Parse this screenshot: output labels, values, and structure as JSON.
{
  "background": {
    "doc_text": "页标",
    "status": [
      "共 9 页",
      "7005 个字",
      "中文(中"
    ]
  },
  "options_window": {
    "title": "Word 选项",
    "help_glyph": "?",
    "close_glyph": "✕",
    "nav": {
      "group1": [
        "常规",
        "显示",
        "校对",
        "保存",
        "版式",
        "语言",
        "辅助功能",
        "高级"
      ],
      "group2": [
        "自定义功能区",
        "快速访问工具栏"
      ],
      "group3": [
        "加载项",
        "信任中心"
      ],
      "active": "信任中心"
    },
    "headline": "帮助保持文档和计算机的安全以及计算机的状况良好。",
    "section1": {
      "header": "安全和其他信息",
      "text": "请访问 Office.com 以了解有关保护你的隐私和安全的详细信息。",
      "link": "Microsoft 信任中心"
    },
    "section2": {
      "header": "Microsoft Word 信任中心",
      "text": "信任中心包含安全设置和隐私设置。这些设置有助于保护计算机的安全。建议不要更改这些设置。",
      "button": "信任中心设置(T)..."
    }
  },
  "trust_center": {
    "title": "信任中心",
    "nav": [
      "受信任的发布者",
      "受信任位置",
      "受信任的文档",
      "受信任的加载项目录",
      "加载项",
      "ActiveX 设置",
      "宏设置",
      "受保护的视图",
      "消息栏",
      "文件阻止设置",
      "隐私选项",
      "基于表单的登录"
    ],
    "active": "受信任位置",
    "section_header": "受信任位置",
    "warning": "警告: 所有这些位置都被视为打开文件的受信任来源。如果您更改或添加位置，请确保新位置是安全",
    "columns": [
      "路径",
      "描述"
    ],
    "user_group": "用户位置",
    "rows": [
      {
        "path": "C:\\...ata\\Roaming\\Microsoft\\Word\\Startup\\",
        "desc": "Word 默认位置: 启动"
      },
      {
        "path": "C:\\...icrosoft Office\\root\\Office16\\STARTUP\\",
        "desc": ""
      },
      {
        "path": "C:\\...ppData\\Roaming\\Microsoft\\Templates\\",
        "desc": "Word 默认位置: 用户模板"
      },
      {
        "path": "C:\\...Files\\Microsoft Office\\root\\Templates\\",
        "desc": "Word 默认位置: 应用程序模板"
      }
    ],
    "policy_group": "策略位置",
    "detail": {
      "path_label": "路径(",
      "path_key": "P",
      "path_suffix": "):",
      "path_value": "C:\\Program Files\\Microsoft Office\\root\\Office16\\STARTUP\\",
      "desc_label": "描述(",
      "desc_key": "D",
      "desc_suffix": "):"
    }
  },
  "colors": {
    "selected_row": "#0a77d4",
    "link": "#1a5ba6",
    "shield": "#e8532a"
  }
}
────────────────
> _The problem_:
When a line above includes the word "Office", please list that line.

> _Solution to the exercise_:
      "text": "请访问 Office.com 以了解有关保护你的隐私和安全的详细信息。",
        "path": "C:\\...icrosoft Office\\root\\Office16\\STARTUP\\",
        "path": "C:\\...Files\\Microsoft Office\\root\\Templates\\",
      "path_value": "C:\\Program Files\\Microsoft Office\\root\\Office16\\STARTUP\\",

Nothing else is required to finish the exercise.